=== Begin Enclosure ===
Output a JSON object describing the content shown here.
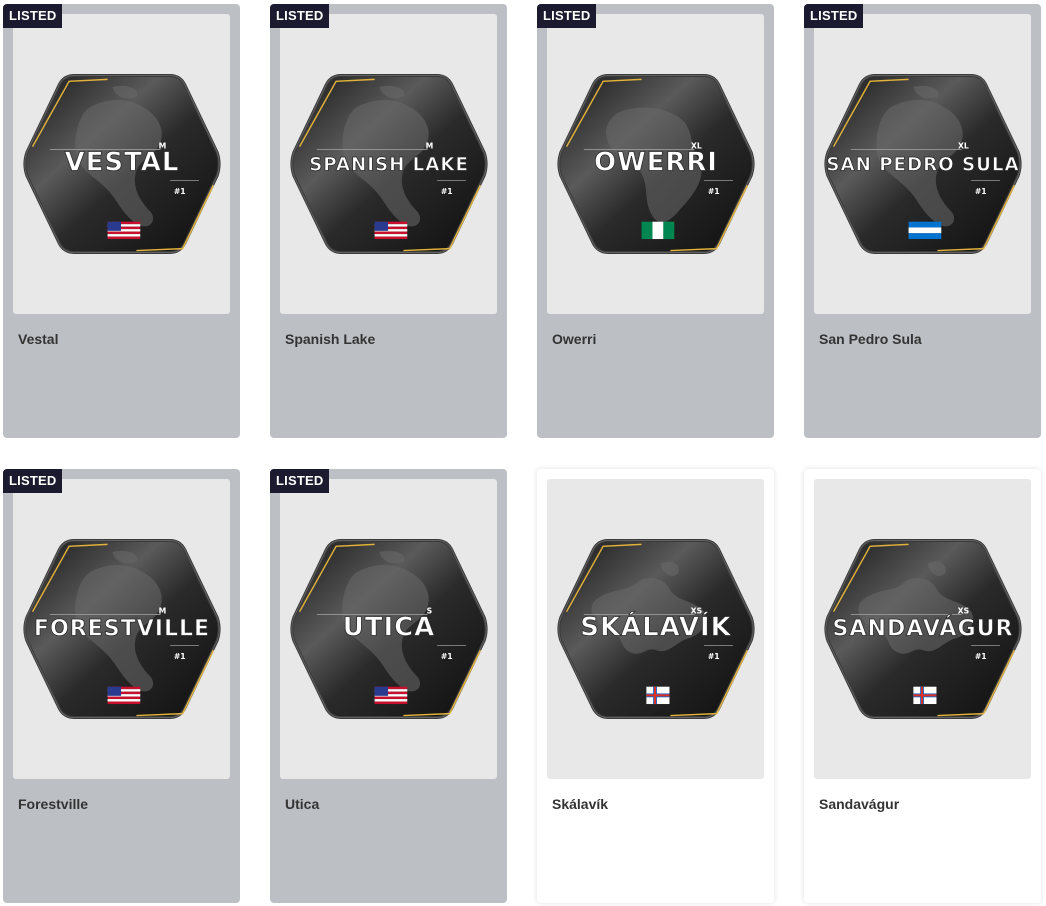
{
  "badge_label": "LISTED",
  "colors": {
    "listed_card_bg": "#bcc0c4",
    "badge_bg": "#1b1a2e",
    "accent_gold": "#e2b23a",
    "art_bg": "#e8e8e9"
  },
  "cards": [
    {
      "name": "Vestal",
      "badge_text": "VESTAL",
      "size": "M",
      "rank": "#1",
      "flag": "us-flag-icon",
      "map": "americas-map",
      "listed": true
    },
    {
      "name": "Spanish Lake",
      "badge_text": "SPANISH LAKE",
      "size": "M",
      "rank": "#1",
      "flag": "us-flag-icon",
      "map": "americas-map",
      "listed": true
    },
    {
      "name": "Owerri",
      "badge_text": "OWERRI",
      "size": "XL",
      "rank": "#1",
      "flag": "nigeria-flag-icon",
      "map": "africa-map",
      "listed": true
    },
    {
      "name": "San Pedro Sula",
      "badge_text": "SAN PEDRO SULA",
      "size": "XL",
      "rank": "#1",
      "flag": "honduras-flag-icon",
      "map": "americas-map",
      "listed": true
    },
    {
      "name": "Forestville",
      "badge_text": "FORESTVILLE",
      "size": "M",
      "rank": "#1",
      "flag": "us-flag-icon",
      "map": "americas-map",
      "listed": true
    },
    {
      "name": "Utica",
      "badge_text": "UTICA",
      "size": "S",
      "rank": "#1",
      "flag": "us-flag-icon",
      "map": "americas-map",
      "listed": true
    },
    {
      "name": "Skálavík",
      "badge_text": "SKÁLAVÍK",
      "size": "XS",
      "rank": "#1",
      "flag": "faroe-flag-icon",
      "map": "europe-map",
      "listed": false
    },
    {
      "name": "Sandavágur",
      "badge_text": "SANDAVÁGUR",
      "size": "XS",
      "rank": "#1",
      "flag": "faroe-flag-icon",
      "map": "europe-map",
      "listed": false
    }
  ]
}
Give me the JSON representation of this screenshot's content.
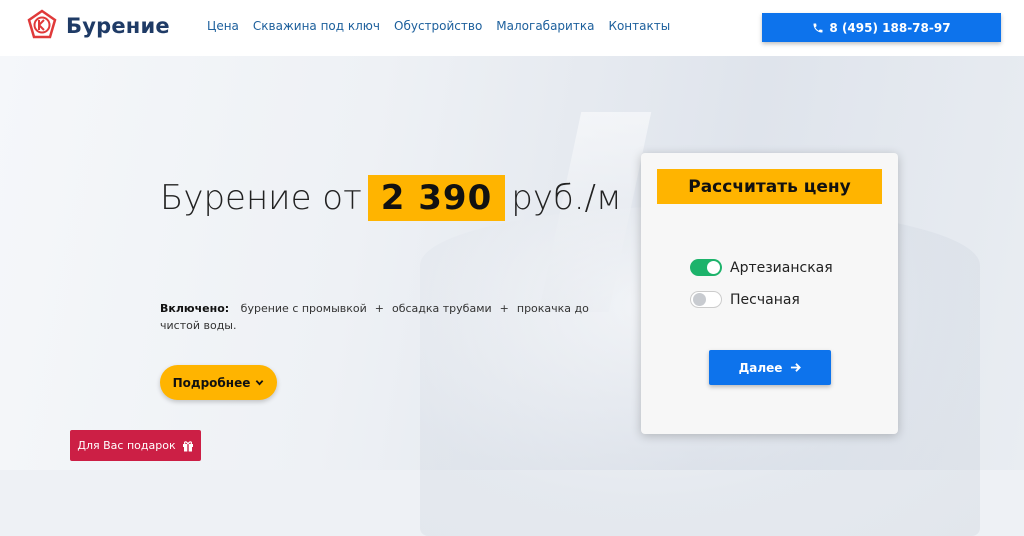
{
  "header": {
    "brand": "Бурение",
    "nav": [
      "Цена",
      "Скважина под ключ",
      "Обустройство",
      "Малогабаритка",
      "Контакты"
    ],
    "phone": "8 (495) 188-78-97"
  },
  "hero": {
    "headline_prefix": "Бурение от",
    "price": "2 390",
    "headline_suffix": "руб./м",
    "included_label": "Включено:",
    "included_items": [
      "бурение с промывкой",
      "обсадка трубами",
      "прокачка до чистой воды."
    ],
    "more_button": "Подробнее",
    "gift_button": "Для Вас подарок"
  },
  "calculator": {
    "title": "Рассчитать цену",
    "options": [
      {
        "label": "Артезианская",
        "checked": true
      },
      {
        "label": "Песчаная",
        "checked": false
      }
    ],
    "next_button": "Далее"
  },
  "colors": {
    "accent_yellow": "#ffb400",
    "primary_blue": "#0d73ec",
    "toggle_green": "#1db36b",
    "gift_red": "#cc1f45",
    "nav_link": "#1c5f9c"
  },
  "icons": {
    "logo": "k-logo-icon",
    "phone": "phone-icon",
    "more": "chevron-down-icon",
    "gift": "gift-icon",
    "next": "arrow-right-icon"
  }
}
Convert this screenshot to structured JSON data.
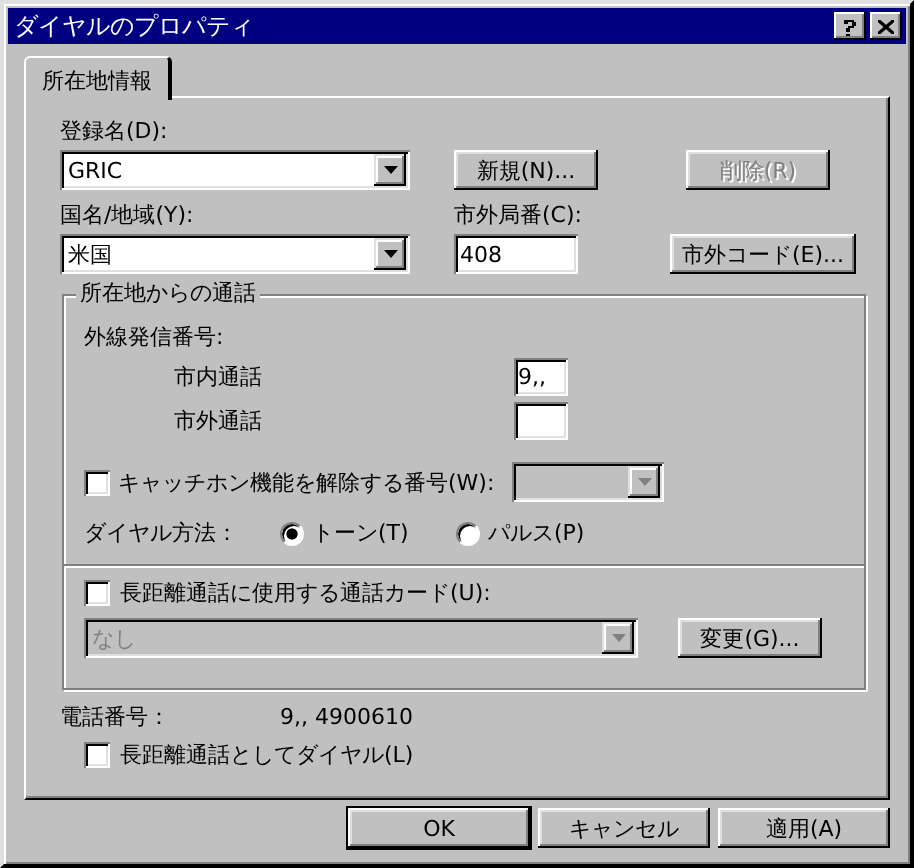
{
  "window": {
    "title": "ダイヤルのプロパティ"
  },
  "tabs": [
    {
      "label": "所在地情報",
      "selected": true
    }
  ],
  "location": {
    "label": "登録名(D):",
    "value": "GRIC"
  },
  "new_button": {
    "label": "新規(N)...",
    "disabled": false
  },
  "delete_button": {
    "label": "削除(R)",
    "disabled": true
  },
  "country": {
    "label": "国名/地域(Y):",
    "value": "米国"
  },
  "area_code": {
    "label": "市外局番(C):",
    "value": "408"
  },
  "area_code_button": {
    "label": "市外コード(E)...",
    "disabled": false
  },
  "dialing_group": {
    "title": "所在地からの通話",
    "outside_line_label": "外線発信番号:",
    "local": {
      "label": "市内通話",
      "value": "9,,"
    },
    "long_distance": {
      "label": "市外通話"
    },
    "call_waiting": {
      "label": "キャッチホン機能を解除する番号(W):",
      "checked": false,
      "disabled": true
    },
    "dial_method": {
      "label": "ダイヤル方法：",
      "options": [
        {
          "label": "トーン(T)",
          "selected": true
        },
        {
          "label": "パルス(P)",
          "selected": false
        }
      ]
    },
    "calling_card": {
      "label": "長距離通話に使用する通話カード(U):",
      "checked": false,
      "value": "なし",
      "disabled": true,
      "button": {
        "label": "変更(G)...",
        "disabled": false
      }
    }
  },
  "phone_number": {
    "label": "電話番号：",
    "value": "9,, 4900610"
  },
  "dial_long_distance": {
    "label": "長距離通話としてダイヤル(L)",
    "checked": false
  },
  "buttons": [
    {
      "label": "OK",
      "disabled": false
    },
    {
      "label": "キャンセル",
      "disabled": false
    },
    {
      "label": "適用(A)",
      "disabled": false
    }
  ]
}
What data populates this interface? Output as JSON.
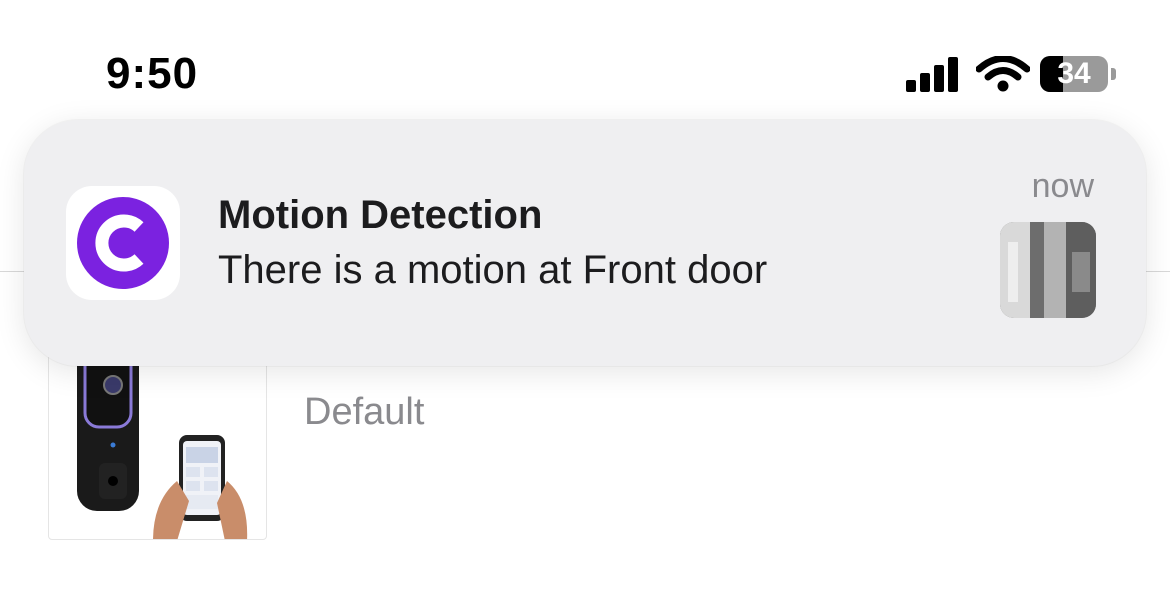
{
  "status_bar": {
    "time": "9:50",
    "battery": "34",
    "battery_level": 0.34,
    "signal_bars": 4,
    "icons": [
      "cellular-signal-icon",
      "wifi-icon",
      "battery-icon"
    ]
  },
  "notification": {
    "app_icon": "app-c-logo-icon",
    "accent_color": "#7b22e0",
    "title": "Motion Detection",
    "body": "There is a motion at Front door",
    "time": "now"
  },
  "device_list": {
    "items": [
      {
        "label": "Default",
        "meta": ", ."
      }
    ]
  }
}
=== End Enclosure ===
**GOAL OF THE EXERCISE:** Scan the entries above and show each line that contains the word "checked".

**PROBLEM SOLUTION:**
        "checked": true
        "checked": false
      "checked": false,
      "checked": false,
    "checked": false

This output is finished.